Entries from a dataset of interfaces
○ ○ ○

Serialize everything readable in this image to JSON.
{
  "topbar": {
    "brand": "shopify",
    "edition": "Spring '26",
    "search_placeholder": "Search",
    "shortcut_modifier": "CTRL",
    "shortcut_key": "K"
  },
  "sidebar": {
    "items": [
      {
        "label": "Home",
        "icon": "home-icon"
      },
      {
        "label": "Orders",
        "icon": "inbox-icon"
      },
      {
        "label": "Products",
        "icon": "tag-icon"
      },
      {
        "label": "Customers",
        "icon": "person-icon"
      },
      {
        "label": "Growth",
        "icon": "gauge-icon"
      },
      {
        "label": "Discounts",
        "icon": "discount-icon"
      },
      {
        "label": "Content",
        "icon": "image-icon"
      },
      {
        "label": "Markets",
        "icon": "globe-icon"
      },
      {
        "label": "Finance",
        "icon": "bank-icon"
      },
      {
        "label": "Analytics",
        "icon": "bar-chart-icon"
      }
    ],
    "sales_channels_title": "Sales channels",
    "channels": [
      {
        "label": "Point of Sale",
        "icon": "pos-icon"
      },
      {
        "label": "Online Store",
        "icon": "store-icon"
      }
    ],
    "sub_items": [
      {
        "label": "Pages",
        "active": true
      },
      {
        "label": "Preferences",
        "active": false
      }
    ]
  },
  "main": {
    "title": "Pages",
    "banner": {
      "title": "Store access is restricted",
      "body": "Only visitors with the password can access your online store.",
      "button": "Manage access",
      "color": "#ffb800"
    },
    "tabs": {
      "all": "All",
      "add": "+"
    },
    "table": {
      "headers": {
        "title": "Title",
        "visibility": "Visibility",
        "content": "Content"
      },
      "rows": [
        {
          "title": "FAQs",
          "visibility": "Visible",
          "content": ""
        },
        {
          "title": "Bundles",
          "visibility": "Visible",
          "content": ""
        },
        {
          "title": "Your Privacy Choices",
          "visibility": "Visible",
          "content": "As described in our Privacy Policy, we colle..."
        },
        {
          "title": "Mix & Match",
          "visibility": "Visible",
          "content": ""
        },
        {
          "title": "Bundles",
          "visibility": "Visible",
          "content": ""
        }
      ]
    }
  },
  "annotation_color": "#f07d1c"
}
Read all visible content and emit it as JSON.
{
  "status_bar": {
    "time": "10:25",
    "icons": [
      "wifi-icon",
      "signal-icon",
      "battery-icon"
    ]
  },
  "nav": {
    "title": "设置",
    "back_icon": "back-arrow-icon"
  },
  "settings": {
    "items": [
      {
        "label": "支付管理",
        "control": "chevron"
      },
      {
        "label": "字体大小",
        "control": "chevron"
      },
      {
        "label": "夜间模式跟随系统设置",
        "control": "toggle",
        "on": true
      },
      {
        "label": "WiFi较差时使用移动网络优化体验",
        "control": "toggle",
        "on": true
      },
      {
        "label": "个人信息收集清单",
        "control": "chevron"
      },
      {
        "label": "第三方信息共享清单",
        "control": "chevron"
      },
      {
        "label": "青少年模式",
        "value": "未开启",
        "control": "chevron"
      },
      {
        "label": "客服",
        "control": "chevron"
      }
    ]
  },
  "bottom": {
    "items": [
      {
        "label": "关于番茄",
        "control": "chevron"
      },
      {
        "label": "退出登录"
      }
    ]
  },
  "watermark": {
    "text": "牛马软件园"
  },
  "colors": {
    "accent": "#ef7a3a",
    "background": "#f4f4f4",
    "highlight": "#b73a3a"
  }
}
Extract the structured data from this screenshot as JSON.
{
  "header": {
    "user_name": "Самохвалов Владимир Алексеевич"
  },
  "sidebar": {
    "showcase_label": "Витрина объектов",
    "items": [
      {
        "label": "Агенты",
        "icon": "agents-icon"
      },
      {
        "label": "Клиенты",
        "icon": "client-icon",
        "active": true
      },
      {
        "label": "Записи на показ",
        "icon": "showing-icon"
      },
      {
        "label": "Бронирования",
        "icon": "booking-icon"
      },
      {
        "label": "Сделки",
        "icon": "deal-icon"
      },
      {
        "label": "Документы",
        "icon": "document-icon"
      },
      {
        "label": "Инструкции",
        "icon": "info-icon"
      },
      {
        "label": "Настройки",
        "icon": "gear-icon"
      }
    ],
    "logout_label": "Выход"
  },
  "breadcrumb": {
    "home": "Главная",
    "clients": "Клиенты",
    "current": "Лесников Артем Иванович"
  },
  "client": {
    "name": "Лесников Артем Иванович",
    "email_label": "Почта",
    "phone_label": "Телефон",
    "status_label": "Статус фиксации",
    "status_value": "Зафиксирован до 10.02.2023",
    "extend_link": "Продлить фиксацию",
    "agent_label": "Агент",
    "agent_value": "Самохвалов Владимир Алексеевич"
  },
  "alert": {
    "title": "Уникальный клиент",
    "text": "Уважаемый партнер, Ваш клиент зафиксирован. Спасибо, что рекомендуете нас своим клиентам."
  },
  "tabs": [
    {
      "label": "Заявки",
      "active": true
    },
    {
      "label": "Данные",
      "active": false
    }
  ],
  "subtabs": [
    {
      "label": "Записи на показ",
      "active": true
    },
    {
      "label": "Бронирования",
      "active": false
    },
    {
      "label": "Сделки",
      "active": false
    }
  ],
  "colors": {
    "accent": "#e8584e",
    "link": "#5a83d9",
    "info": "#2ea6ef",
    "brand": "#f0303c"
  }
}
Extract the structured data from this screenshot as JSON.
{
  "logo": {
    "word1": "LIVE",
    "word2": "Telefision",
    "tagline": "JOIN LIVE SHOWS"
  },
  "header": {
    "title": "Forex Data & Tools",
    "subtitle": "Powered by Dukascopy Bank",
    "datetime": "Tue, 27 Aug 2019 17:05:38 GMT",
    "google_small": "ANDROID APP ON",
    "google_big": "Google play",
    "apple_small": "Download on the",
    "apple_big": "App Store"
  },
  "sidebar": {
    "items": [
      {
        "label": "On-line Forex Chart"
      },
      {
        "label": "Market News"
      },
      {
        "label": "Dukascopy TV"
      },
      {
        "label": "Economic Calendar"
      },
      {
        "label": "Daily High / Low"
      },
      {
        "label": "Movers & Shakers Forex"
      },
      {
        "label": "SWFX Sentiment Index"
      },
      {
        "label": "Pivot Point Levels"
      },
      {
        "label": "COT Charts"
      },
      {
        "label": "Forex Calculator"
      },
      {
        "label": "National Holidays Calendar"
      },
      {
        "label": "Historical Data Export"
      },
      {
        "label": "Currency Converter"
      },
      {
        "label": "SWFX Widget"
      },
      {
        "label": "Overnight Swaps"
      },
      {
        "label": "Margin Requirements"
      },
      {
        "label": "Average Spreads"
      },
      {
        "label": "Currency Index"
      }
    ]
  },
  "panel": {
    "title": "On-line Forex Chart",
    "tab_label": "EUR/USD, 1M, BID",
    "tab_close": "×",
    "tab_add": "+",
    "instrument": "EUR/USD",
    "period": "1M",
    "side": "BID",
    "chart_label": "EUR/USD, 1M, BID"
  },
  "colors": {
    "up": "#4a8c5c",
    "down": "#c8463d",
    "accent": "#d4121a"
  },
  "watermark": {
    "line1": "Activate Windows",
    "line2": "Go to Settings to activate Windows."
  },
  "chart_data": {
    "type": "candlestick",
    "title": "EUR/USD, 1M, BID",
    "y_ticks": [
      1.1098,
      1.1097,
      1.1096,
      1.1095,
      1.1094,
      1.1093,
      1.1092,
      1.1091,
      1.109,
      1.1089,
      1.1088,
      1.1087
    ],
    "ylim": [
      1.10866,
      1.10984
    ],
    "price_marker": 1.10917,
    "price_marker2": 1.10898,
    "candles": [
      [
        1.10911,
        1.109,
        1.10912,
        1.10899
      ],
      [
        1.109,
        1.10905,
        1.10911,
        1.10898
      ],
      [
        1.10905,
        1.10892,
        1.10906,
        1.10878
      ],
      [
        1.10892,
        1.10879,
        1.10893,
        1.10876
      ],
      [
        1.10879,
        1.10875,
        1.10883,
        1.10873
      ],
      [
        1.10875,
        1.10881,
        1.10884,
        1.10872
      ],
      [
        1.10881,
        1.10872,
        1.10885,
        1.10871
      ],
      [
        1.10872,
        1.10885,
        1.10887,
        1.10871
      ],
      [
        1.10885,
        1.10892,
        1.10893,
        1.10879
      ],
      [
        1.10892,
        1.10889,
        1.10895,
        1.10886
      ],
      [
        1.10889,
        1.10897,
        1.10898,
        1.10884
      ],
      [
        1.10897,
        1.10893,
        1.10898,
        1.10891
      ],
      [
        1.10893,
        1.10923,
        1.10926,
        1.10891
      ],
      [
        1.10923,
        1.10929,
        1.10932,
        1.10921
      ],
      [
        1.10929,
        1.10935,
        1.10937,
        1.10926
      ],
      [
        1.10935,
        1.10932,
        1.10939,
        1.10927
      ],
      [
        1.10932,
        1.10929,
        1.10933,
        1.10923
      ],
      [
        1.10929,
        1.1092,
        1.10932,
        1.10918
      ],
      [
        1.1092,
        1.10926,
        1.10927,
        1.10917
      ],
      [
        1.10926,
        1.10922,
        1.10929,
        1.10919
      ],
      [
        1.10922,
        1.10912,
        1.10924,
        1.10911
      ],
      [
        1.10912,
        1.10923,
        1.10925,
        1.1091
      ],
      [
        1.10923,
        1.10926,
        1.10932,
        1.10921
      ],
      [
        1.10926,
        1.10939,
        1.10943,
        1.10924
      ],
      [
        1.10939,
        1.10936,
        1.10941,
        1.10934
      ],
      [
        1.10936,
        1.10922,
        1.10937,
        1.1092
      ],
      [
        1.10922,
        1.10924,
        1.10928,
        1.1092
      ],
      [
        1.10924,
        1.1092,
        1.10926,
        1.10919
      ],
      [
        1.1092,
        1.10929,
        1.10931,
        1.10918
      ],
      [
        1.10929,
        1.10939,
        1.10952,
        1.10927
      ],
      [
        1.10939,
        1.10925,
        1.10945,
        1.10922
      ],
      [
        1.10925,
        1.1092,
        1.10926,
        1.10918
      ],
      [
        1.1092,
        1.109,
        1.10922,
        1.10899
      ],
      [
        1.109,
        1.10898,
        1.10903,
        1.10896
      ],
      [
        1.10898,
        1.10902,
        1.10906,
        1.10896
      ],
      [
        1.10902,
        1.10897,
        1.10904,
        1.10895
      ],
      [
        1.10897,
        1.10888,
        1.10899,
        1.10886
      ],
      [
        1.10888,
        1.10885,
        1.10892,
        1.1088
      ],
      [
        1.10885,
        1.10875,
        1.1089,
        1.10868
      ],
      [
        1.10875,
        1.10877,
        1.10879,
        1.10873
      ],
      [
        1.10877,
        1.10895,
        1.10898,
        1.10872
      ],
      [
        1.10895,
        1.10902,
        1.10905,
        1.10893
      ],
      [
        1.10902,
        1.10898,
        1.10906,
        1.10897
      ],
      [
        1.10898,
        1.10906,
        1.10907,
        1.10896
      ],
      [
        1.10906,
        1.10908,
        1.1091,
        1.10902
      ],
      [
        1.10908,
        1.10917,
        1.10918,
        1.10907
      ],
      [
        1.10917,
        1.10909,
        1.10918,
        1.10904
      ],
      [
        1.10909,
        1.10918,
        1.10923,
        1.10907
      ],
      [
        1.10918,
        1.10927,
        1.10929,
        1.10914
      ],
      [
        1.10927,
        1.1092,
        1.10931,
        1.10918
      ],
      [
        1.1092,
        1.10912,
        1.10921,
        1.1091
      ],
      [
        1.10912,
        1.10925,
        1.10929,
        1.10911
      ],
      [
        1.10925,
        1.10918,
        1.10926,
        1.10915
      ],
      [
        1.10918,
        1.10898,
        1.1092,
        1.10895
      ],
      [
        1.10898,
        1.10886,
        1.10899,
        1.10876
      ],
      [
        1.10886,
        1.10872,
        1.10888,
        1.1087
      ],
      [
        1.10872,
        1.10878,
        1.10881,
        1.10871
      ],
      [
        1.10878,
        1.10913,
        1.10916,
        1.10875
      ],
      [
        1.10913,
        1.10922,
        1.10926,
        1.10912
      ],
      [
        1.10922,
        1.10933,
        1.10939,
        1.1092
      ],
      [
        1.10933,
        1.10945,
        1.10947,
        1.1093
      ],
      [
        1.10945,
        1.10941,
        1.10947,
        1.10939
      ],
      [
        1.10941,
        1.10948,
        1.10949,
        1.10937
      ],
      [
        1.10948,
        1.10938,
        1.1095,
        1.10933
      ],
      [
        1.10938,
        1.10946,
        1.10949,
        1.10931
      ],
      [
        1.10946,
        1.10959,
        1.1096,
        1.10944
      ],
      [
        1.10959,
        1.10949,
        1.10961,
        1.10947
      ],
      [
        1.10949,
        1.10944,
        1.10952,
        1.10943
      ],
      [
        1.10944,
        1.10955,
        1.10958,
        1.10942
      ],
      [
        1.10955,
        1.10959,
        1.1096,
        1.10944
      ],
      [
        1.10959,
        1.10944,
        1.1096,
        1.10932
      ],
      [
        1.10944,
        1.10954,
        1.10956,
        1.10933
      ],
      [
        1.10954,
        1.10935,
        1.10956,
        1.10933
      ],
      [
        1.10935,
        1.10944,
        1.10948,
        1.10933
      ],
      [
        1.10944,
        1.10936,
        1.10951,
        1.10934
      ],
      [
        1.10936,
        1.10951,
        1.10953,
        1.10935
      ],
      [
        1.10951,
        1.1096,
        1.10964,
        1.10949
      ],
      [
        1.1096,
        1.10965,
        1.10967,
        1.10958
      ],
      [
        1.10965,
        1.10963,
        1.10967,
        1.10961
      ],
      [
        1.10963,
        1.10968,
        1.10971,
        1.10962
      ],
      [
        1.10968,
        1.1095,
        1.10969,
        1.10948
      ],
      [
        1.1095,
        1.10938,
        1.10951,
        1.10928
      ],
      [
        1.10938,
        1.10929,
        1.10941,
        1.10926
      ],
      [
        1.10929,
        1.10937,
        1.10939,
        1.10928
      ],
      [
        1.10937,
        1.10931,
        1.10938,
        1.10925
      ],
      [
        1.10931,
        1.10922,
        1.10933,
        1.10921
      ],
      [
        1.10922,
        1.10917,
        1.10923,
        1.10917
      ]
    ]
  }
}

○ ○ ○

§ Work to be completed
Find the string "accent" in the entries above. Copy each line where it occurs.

§ Answer space
    "accent": "#ef7a3a",
    "accent": "#e8584e",
    "accent": "#d4121a"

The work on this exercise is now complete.